| Blood, Violence
| The Good
Two characters to play as
Fast and furious action
| The Bad
Short and easier than the original
Camera isn't the best
Story is weak
Sequels are always a dicey proposition. Developers have to
create a product that captures what made the original so popular
while including newer gameplay aspects and an all around bigger
and more impressive package to keep from having the sequel
from being considered a failure. In Devil May Cry 2,
players can take on the role of either Dante or newcomer Lucia
as they fight their way through a demon-infested Dumary Island
to stop the evil ambitions of Arius.
Gameplay-wise, Devil May Cry 2 picks right up after
the original. Dante has a wide variety of moves to execute
from the get-go (most of which you had to purchase with red
orbs in the previous game). This
time around, red orbs are used to level up your weapons and
buy items. While Dante and Lucia start off with default weapons,
they find additional arms to use throughout the game, including
grenades, shotguns and a missile launcher. Both characters
have the ability to double-jump, dodge attacks and even run
along walls. During the heat of battle, you can even target
multiple enemies and shoot at them while jumping over them.
Where players are allowed some customization is in the use
of Amulets - up to three different types of amulets can be
equiped, which affects their abilities in Devil Trigger Mode.
For those unfamiliar with the Devil Trigger, either Dante
or Lucia builds up energy as they cause or take damage and

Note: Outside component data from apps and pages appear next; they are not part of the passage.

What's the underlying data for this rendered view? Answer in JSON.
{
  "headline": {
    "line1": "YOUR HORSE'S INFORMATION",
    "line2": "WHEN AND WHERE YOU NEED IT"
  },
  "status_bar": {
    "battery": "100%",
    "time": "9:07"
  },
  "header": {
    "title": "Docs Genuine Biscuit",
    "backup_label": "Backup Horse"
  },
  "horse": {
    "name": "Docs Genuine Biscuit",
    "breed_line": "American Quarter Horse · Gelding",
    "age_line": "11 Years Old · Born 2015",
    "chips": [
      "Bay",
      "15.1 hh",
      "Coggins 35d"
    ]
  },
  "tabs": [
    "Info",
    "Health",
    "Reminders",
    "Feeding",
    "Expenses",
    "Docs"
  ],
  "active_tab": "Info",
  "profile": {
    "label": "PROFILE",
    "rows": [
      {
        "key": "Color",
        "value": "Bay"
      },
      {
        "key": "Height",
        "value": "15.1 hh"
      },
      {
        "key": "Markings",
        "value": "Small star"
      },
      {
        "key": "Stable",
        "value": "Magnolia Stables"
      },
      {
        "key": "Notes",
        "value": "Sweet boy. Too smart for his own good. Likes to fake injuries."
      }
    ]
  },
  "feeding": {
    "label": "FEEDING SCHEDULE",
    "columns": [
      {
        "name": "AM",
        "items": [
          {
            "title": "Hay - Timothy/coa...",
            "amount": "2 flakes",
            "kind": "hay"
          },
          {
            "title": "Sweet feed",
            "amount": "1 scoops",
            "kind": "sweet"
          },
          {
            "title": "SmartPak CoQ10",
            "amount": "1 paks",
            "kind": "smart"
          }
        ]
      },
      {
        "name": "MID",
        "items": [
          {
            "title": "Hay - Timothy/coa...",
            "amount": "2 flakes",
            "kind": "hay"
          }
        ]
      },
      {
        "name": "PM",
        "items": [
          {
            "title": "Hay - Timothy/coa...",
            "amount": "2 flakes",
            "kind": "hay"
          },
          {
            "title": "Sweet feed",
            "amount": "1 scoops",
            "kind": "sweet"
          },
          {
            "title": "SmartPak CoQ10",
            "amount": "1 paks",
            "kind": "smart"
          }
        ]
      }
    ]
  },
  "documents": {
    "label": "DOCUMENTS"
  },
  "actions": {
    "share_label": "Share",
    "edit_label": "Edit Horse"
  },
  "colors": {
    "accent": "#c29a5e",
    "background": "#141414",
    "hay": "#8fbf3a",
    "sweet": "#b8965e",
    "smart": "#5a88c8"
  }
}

can unleash it with the L1 button to transform into a demon
temporarily. In this mode, the amulets can change your elemental
property, allow you to fly or run fast. These Devil Trigger
abilities are both useful in combat and to solve puzzle and
platforming elements throughout the game.
I will give credit to the developers for addressing some
of the things I wish had been changed in the first game. Rather
than going into the menu to switch firearms, players can just
hit the L2 button to swap out weapons. During a firefight,
the player can also hit the L3 button to switch targets, which
becomes a necessity during boss fights. Also, the mission-based
structure seems to be more balanced lengthwise.
Graphically, Devil May Cry 2 sports larger environments,
packed with all new enemies. For the most part, the character
and enemy designs are well done. Monsters like the Goatkind
and a few of the bosses really look sharp. You may be impressed
with how large some of the locations are, but considering
the overall longer missions, I tend to think this is a necessity.
While some of the textures seem to get repeated, overall,
the game looks really good. My only complaint is how some
of the locations seem to lack the same personality that the
castle from Devil May Cry had.
Audiowise, the game delivers. Sound effects and music drive
home the action well. While exploring, the music is more subdued,
but when besieged with enemies, the hard-rock soundtrack kicks
in. While the voice acting is done well, it's a lot more subdued,
which can be attributed to the weak script.
Unfortunately, Devil May Cry 2 has its faults. During
battle, you'll find that the in-game camera isn't positioned
in the best of spots a lot of the time. In fact, there are
going to be a number of times where you can't see your opponents,
especially those that are airborne. Also, those that have
played the original will find this one a lot easier, except
for the Style points, which seem ridiculously difficult to
get a decent score. Throw in a game length that runs around
4-5 hours and most will feel let down.
One thing that has to be said is how this sequel seems to
lack the personality of the first game. The story is weak
and spends no time developing any kind of relationship for
the characters. There's no link between Dante and his opponents,
which makes even the most powerful boss feel nameless and
just something else to destroy on your way to the end. Dante
himself doesn't come across as the smart-mouthed ego-filled
action star of before. He's played so reservedly that it drains
what personality the game could have had.
Is Devil May Cry 2 better than original? No. It seems
to lack the personality that the first had. Is it a good action
title? Yes. With multiple difficulty modes, two characters
to play as and secret rooms to find, dedicated action buffs
should have a good time with this sequel. Even if it isn't
better than the original, it is better than most of the rest
of the genre.